Computing the RBF coefficients is an unstable step in a
well-conditioned process (polynomial interpolation).

In 2-D, still (usually) converges to an interpolating
polynomial. However, limit depends on

Work is underway on stable means of computing in the limit,
preferably by bypassing the coefficient computation.

## RBF difference methods

Use RBF interpolant to compute spatial derivatives for a PDE at
grid points.

Already successful for elliptic and diffusive evolution equations.

Issues

condition of RBF matrix
size of RBF matrix
choice of
boundary conditions
variable resolution
grid generation

Strategies

preconditioners, multigrid
domain decomposition
many good options|still heuristic
symmetric Hermite method
NOT!

## Nondissipative propagation

For example, Maxwell's equations with interfaces.

New challenge. Time stability at boundaries

## Boundaries

From 1-D theory.
•coupling of boundaries (spline BC)
•loss of accuracy near boundaries (natural spline)
•convergence to polynomial (Runge phenomenon)
All suggest trouble at boundaries.

## Suggestions

Some options.
1. Change the basis, as in natural splines.
2. Change the implementation, as in not-a-knot.
3. Change the nodes, as in pseudospectral methods.

## 1. Change the basis

Reproduce polynomials exactly, or limit asymptotic growth.

V is Vandermonde

m = −1 gives standard RBF.
m = N − 1 gives polynomial interpolation.
Actually an old RBF idea. Easily generalizes to higher dimensions.

## Effect of polynomial terms

Benefits for small m, but diminishing returns as degree increases.

## 2. Change the method

Not-a-knot. Separate two RBF centers from interpolation nodes.

Independent of the changed center locations. Improves cubic
spline accuracy from h2 to h3.

"Super" not-a-knot. Do it again.

Independent of altered locations. Improves accuracy to h4 even
just outside the interval.

## Not-a-knot example

May be special only for 1-D cubics.

## 3. Change the nodes
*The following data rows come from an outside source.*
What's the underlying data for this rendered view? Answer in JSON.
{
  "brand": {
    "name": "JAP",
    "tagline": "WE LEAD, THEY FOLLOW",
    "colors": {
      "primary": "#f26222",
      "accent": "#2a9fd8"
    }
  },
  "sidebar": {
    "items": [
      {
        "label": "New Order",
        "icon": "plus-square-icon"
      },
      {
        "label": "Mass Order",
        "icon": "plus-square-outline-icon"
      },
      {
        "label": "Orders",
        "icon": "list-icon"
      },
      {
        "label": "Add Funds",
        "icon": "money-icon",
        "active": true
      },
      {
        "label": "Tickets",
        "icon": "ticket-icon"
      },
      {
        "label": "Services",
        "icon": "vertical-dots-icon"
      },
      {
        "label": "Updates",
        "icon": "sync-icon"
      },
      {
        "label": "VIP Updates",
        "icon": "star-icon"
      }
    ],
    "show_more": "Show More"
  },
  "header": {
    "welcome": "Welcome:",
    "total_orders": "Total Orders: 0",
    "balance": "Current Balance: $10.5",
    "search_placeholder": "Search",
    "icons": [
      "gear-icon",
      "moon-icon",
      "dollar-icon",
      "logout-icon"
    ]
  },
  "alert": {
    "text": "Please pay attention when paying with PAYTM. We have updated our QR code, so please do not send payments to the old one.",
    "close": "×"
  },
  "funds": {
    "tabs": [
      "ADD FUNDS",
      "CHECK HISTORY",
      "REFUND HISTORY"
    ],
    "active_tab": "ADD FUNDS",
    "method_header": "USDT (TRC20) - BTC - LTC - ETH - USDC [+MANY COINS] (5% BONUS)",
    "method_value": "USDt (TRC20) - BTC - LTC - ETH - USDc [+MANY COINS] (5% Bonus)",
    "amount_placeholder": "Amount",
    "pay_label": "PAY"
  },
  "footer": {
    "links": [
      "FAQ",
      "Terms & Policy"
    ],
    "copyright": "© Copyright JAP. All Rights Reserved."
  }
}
For 1-D polynomials, Chebyshev density

is optimal for stability.
Try distributing nodes according to

for (equispaced to Chebyshev).

## Effects of node density

Most improvement for intermediate

## Comparison in 2-D

Node/center distributions on the unit disk.

## Observations

1. Adding polynomials to the basis
•Some improvement throughout.
•Little benefit in going past linear.
•Some theoretical justification.

2. Not-a-Knot/SNaK
•Dramatic improvement with SNaK.
•Locating centers to move may be tricky.
•Effects on RBF matrix not well known.

3. Boundary clustering
•Good improvement at boundary.
•Distribution of nodes may be difficult in general.

These approaches may be combined freely.

## Promise and problems

Radial basis functions offer the promise of difference methods that
are simple, user-friendly, easy at high order, and free of grids and
meshes.

Significant problems remain to be fully resolved.
•stable boundary strategies
•choice of scaling parameter/computing in the flat limit
•conditioning/size of RBF matrix
•theoretical underpinnings in realistic situations